*ABOUT THIS TASK*:
For the word "Bill", state the number of lines in the data that contain it, and nothing else.

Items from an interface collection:
BEGIN

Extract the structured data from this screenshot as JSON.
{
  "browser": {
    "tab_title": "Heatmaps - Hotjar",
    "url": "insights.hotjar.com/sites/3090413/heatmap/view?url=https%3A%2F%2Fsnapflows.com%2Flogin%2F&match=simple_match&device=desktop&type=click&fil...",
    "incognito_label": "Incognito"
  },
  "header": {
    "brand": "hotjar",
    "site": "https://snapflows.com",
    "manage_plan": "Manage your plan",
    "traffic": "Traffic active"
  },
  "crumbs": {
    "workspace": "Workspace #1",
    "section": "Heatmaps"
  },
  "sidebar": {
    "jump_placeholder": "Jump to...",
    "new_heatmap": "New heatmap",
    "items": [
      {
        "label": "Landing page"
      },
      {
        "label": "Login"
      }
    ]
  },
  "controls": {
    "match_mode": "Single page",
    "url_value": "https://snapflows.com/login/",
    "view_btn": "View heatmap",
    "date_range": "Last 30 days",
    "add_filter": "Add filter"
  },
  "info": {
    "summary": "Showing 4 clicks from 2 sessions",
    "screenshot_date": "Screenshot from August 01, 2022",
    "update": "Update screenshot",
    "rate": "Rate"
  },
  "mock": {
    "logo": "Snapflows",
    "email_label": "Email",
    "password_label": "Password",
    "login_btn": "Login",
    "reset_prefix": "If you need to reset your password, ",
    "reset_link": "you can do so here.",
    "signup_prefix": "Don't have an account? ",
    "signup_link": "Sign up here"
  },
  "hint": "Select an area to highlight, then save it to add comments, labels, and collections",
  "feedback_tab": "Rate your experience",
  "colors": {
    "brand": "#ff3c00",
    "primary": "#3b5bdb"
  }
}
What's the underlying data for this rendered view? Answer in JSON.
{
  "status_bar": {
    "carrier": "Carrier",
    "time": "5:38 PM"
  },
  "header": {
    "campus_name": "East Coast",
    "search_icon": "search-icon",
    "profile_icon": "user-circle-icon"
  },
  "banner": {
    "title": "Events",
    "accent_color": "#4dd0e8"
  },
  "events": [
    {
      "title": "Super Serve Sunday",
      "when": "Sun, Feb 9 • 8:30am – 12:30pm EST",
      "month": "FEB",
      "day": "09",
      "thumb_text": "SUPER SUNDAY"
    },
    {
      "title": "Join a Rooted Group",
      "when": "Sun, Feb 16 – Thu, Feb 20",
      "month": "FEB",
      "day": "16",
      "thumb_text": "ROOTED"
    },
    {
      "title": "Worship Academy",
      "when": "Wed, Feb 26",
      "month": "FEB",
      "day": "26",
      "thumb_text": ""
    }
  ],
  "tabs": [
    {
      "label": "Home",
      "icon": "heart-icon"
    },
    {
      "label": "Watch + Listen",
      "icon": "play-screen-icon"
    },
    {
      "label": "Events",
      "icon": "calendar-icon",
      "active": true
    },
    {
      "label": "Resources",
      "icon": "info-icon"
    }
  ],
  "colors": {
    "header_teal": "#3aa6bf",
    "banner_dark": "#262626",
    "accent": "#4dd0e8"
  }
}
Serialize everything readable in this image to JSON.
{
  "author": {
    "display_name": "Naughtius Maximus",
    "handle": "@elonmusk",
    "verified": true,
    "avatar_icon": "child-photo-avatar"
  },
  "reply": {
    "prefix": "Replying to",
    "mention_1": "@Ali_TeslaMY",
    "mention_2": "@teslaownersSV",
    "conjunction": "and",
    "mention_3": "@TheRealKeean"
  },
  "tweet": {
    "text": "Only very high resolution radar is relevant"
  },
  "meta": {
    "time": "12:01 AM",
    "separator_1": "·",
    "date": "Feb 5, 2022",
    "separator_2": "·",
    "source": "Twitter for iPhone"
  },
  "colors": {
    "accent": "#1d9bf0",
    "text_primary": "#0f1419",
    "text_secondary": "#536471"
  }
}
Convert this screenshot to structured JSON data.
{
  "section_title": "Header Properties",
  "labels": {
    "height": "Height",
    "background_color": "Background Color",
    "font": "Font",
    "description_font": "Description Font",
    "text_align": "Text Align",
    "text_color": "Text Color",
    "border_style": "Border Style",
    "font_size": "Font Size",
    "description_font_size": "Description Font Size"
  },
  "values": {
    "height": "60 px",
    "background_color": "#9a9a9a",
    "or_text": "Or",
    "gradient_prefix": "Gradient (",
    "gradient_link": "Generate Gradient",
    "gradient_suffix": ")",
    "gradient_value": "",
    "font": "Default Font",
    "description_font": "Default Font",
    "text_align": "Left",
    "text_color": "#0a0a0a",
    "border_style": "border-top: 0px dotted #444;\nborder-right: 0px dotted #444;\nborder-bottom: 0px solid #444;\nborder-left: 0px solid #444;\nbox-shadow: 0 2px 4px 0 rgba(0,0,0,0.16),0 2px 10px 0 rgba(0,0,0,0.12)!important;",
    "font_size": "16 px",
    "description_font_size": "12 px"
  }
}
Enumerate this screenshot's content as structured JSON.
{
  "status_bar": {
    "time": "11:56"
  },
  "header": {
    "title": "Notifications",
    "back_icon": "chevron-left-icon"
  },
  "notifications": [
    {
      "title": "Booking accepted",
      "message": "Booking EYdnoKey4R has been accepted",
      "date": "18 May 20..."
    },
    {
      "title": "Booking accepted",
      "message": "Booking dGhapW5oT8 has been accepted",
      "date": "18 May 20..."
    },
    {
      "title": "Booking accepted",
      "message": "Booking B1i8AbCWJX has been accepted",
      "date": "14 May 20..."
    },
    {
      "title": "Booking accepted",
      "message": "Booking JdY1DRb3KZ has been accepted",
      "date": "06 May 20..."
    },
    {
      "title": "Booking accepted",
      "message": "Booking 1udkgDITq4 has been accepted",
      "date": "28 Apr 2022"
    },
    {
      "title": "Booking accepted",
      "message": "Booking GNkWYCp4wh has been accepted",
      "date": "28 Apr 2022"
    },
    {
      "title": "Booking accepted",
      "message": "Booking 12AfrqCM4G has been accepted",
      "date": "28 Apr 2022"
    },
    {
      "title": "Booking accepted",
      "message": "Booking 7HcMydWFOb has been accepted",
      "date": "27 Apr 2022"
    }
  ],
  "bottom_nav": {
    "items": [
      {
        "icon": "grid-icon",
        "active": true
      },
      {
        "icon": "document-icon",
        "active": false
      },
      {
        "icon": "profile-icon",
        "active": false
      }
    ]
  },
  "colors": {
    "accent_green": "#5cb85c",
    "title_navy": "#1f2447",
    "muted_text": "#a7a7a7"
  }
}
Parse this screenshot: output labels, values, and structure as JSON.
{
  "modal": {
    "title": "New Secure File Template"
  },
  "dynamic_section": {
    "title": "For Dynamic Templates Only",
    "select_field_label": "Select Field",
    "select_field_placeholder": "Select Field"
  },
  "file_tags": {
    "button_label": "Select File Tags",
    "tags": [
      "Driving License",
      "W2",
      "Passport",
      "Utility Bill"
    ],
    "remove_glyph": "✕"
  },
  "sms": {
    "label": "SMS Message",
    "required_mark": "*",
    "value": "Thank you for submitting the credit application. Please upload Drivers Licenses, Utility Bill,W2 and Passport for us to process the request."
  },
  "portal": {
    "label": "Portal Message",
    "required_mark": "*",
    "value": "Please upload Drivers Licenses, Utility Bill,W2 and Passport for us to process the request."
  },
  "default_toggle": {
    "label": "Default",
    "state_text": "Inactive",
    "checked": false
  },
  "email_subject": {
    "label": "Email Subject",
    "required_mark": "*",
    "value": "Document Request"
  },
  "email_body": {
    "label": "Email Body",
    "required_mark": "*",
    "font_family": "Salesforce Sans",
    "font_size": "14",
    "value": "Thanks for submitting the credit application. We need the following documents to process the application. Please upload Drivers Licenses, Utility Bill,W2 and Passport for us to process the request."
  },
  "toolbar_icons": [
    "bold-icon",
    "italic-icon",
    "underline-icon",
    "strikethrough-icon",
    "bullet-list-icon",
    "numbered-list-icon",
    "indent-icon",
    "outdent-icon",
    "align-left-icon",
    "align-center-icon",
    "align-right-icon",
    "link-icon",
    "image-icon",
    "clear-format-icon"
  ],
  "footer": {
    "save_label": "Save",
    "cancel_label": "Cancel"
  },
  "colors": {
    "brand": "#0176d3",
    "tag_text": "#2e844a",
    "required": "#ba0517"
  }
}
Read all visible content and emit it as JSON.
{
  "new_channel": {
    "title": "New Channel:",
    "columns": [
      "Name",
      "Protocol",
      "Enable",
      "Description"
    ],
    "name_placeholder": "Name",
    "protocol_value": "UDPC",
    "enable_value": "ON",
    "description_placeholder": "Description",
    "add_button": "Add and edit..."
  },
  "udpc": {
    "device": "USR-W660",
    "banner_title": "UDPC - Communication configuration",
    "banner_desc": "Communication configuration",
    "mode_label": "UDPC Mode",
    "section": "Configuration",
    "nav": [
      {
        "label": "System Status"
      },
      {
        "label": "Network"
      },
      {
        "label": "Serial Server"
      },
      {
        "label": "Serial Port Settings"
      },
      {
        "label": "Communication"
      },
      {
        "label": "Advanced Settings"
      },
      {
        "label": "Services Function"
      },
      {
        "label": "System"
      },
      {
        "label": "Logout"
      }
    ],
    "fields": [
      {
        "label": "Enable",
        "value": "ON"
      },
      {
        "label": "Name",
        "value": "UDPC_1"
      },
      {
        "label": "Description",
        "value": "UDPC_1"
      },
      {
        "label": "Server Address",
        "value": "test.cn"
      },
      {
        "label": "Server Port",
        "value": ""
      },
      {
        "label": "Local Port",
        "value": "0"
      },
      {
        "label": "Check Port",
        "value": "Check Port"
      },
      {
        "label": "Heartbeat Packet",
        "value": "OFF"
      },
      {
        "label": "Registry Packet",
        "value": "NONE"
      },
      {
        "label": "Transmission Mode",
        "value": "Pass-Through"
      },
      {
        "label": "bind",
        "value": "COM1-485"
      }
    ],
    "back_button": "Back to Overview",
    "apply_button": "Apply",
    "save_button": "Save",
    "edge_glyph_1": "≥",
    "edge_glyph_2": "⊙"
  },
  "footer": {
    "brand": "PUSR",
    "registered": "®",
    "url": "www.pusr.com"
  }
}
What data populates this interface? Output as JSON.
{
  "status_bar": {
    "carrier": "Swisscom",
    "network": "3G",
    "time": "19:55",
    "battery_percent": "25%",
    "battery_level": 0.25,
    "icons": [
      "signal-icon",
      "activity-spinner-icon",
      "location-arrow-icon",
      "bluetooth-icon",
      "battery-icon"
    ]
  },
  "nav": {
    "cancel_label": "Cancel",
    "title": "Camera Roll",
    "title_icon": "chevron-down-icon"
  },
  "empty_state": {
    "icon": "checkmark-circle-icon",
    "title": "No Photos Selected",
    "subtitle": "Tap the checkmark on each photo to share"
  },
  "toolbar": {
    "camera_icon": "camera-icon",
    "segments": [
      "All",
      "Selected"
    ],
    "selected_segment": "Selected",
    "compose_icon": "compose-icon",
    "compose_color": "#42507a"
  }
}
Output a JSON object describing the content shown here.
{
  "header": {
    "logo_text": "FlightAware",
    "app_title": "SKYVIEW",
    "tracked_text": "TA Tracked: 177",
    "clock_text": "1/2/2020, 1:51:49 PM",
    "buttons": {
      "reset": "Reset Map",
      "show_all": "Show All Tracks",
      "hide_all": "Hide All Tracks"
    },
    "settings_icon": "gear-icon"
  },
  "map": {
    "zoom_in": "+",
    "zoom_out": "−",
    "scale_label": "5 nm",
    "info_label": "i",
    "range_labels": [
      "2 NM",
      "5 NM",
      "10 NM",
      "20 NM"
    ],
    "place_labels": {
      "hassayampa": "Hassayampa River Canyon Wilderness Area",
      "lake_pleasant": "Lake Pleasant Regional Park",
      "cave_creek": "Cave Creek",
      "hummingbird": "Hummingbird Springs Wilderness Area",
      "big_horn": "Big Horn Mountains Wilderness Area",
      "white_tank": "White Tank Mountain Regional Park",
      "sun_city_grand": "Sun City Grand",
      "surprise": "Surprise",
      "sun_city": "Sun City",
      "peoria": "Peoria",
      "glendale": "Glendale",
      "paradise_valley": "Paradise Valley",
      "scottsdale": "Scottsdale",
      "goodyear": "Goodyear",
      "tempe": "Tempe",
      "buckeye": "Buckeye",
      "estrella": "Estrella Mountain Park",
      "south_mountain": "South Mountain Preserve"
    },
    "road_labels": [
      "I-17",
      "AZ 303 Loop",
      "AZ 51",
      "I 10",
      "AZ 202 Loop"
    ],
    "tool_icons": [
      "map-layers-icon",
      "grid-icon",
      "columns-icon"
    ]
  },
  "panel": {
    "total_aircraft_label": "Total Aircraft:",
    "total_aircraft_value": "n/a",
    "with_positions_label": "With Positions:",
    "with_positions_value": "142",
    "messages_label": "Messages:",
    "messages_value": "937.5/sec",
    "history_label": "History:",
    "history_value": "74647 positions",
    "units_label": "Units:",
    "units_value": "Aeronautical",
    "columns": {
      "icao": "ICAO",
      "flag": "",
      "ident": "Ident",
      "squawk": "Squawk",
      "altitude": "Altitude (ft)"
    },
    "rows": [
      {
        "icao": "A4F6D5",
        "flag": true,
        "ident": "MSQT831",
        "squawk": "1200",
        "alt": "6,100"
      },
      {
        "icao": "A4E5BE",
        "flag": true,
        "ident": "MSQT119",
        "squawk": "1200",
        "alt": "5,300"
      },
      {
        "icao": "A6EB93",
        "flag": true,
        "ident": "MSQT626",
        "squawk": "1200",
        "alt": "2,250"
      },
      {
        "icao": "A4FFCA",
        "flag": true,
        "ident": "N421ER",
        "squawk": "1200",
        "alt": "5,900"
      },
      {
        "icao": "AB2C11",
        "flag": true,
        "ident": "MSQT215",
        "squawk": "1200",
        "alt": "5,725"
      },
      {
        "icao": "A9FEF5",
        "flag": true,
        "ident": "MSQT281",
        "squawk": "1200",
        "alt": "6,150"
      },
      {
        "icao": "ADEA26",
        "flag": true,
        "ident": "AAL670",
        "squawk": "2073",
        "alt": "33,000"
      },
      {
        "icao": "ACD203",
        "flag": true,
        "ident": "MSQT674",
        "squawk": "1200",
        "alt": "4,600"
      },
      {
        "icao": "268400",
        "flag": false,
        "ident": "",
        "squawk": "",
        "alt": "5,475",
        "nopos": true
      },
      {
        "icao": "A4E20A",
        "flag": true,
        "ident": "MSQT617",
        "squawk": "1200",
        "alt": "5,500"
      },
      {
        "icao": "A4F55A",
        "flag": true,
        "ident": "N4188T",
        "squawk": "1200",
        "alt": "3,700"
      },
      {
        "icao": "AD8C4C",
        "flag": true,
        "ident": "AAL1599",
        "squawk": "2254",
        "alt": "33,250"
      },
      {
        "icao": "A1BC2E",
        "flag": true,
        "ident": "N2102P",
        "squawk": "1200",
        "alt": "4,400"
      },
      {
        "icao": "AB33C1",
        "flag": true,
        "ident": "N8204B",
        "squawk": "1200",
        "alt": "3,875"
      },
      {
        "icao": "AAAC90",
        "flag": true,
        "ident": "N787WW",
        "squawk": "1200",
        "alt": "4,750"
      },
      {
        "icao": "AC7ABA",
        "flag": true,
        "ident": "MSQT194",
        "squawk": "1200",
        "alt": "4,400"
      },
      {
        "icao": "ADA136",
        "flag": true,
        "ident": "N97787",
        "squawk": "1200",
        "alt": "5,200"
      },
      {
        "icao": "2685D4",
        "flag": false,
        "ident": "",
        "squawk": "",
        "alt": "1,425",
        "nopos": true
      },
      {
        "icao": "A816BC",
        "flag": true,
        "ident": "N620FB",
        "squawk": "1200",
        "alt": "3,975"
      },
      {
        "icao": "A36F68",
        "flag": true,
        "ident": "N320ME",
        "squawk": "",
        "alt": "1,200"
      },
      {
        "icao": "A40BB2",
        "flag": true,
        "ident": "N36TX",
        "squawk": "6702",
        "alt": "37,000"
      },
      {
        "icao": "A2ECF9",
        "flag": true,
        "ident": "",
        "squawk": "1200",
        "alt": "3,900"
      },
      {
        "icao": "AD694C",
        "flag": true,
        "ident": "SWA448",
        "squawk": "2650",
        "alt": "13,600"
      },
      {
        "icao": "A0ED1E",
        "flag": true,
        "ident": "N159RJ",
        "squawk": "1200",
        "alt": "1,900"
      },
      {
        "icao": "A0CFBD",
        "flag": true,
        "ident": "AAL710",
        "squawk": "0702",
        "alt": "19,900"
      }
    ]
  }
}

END

*WRITTEN SOLUTION*:
4